4. 2009 New York Yankees (103-59)
Check out this lineup:
Studs. From top to bottom. Studs.
This team would rank higher if it weren’t for a 4.26 team ERA. Without a 28 year-old CC Sabathia holding the staff together with his 3.37 ERA, this team may have fallen short of realizing its obviously high potential.
3. 2018 Boston Red Sox (100-46)*
I’m tentatively putting the Sox at 3 on the list, but with 16 games left and an entire October of playoff baseball left, this could be one of the best teams of all-time. Period.
The Red Sox likely won’t catch the 2001 Mariners and 1906 Cubs record of 116 regular season wins (although it is technically still in play), but neither of those teams won the World Series. If Boston reaches the 110 win plateau and win a World Series, I would place them in the pantheon with the ’98 and 27 Yankees in the pantheon of best championship teams of all-time.
Top to bottom, the Red Sox are just a juggernaut. Barring a major upset, Betts is more than likely going to win the AL MVP this year by slashing .340/.433/.627 with elite defense and 28 stolen bases. JD Martinez is in the thick of the AL home run race with 40 bombs. Chris Sale all but has the AL Cy Young locked up with a 1.96 ERA and 13.5 strikeouts per 9 innings. Former Cy Young winners David Price and Rick Porcello and 25 year-old Venezuelan hurler Eduardo Rodriguez round out a formidable playoff pitching staff.
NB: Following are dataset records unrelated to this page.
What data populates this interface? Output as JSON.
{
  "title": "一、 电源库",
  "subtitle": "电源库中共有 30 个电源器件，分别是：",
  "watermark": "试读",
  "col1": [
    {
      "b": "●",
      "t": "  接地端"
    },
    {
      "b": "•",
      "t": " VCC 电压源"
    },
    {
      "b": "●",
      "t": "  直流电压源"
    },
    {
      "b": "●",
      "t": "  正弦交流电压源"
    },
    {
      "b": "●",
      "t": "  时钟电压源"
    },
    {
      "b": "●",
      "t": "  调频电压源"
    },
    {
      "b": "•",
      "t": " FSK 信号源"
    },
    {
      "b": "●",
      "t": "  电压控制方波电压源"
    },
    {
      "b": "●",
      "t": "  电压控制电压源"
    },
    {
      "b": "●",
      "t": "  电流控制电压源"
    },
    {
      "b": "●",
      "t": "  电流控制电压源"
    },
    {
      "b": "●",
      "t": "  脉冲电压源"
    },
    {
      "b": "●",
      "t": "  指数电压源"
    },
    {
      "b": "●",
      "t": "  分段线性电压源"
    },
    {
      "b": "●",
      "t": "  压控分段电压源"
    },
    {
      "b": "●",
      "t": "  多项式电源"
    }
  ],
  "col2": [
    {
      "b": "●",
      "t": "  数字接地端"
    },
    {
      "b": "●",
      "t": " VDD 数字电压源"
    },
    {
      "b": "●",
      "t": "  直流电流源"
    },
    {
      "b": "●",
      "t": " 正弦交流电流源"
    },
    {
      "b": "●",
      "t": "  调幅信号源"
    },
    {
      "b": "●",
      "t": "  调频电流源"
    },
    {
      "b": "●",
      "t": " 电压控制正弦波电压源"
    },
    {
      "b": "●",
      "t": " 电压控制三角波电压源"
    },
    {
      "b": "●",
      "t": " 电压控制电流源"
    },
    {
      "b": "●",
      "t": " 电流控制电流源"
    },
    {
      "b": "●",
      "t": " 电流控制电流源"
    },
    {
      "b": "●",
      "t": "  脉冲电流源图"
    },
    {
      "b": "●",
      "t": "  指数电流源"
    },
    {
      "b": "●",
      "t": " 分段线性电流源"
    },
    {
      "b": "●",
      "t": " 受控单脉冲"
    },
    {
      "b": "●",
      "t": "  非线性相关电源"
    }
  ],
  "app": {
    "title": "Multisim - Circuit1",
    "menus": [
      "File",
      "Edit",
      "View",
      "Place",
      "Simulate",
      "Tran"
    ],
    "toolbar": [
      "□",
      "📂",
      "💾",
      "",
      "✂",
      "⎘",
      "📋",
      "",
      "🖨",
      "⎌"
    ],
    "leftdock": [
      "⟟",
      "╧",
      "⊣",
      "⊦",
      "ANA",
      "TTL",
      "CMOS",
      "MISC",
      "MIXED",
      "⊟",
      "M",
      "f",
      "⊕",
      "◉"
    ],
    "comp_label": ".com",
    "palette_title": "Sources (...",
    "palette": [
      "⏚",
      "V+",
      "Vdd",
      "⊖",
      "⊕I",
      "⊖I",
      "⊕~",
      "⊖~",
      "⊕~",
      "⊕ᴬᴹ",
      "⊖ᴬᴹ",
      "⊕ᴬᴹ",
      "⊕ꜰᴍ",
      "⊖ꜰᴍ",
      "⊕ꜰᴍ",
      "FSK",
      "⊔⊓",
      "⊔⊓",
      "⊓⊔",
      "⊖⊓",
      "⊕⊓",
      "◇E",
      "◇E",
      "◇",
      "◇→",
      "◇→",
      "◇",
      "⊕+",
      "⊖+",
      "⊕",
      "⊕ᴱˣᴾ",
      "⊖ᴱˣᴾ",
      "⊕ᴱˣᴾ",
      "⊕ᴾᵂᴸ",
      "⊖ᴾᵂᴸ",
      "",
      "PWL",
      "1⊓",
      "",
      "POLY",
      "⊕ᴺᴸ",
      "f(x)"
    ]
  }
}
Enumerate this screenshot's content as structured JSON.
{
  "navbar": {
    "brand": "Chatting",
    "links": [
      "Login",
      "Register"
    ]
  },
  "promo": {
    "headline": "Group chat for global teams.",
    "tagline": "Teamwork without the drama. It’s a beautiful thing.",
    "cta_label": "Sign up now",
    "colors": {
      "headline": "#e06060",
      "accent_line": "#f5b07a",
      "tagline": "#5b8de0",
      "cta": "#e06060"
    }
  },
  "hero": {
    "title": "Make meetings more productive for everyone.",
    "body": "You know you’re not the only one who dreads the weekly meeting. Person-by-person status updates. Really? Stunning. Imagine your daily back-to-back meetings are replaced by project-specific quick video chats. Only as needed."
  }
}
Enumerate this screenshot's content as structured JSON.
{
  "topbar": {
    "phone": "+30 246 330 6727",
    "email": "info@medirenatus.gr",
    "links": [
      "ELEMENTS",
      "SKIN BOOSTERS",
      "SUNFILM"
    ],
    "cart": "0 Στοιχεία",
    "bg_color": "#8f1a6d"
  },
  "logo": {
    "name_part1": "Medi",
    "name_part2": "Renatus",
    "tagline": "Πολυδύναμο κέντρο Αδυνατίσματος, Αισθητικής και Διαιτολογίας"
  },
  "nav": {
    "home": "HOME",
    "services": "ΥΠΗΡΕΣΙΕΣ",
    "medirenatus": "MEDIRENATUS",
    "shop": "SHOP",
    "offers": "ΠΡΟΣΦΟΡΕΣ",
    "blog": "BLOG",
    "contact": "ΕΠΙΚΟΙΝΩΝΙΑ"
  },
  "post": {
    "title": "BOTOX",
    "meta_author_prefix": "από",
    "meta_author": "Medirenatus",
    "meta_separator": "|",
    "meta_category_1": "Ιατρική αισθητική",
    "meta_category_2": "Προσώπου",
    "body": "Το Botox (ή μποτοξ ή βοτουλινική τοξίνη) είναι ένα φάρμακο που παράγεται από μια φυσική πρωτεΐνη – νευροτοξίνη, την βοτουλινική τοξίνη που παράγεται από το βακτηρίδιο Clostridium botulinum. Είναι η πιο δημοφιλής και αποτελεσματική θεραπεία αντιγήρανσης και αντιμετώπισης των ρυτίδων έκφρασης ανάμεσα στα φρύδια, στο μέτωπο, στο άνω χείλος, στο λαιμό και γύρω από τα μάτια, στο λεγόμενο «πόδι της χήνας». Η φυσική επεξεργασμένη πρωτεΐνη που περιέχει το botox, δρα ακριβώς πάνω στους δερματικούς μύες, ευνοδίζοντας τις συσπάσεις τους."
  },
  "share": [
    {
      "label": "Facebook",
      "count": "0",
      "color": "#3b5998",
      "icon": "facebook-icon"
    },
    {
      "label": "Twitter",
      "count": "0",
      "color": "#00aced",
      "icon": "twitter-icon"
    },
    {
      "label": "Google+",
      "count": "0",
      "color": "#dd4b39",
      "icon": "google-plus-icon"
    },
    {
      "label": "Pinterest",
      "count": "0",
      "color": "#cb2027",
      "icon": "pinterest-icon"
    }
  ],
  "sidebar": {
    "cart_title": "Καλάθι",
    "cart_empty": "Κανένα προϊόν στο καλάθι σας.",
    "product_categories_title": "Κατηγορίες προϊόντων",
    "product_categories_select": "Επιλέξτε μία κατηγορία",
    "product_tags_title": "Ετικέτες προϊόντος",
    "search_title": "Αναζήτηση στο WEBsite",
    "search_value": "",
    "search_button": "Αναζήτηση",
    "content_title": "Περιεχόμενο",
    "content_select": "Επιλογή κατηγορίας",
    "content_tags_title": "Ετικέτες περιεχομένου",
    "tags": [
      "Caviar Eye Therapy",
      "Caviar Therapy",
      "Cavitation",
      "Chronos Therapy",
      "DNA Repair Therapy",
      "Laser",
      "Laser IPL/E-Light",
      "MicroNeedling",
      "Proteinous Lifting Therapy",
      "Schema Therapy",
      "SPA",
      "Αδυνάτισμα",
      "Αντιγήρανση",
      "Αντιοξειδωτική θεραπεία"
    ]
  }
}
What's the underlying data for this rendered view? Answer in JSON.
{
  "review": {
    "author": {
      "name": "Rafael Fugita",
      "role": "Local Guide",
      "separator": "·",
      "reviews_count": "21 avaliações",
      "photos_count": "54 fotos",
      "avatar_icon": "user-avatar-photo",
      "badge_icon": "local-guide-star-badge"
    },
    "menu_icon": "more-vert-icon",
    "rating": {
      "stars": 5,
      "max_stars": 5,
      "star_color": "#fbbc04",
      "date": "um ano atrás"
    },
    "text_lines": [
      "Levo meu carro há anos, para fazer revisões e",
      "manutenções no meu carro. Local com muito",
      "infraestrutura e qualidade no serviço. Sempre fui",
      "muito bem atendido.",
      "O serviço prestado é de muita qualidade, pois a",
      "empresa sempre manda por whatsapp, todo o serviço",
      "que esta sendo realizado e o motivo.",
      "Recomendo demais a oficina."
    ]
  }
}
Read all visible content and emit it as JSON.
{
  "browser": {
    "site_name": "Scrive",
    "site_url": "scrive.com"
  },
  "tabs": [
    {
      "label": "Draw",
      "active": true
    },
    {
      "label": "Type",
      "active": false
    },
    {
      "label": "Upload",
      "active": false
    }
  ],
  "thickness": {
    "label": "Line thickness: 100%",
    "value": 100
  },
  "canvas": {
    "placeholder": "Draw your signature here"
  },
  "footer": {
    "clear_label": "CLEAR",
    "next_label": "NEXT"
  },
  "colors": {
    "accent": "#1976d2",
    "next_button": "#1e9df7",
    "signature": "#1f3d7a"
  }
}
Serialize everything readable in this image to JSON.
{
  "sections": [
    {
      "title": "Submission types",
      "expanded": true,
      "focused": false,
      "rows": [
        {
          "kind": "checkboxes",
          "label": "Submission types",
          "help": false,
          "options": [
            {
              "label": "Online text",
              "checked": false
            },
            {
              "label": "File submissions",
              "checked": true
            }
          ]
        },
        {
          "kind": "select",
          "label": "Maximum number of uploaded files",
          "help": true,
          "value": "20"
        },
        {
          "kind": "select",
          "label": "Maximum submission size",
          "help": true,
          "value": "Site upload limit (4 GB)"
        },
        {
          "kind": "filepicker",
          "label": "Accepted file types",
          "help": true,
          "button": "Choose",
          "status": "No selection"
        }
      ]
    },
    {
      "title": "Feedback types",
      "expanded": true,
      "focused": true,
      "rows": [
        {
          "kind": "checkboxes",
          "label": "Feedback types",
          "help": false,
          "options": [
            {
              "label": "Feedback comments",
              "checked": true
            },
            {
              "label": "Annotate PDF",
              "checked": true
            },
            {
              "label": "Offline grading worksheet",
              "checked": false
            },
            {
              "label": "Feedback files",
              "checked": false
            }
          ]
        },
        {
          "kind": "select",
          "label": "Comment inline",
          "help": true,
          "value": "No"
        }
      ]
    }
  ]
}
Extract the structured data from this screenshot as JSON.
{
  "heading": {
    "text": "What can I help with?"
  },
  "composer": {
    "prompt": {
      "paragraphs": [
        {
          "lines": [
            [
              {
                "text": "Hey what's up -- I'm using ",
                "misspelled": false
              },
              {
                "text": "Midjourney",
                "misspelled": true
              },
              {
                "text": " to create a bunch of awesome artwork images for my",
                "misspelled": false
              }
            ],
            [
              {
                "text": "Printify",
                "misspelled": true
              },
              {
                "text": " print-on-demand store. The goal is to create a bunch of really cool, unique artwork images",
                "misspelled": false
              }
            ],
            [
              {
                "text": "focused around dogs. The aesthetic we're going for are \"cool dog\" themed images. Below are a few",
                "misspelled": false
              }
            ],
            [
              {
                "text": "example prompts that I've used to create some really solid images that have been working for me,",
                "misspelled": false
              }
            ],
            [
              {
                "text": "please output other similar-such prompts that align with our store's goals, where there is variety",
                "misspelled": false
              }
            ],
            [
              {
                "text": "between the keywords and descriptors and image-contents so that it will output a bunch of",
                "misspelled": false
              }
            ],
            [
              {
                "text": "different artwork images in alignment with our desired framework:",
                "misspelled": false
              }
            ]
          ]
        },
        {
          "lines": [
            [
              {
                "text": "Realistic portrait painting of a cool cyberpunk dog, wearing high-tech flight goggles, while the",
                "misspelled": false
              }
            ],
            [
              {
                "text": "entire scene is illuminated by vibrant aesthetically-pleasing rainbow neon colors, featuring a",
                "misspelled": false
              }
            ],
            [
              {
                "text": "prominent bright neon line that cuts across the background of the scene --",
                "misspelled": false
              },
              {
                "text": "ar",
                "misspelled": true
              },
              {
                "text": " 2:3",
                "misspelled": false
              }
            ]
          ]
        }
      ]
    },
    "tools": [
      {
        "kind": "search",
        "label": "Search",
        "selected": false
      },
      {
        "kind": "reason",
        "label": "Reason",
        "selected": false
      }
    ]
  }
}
I’m excited to see how far this team can go, but with the Yankees, Astros and Indians all populating the top of the American League, it will be a dogfight to even get to the World Series when October rolls around.
2. 2017 Houston Astros (101-61)
Throughout last year this was one of the most impressive looking rosters in baseball. They led the league in runs scored with 896 with the next best team 38 runs behind. With 2017 MVP Jose Alutve with Carlos Correa, Alex Bregman, Yuli Gurriel and Marwin Gonzalez filling in the holes, the Astros had the best infield in the bigs.
If they had a chink in the armour the pitching, while above average, was far from elite. But things only ramped up when the Astros picked up ace Justin Verlander at the trade deadline which solidified the rotation and bolstered the bullpen by pushing starters like McCullers and Peacock into reliever roles.
1. 2016 Chicago Cubs (103-59)
Of the ten teams on this list, the Cubs had the second-best run differential with +252 and the highest of the three World Series winners. The Cubs had seven players with WAR higher than 4: Kris Bryant (7.4), Anthony Rizzo (5.5), Jon Lester (5.5), Kyle Henricks (5.2), Jake Arietta (4.5), Addison Russell (4.1) and Dexter Fowler (4.1). Of all of the teams on this list, the 2016 Cubs had the best combo of hitting, defence, starting pitching and (once they acquired Aroldis Chapman) relief pitching). I would contend that the 2011 Phillies had better starting pitching, the 2017 Indians had the best bullpen, and both the 2017 Astros and 2009 Yankees had a better collection of hitters. But the Cubs were just the best overall team…
That being said, depending on how they closeout the season, the Boston Red Sox have a chance to be the best team on this list.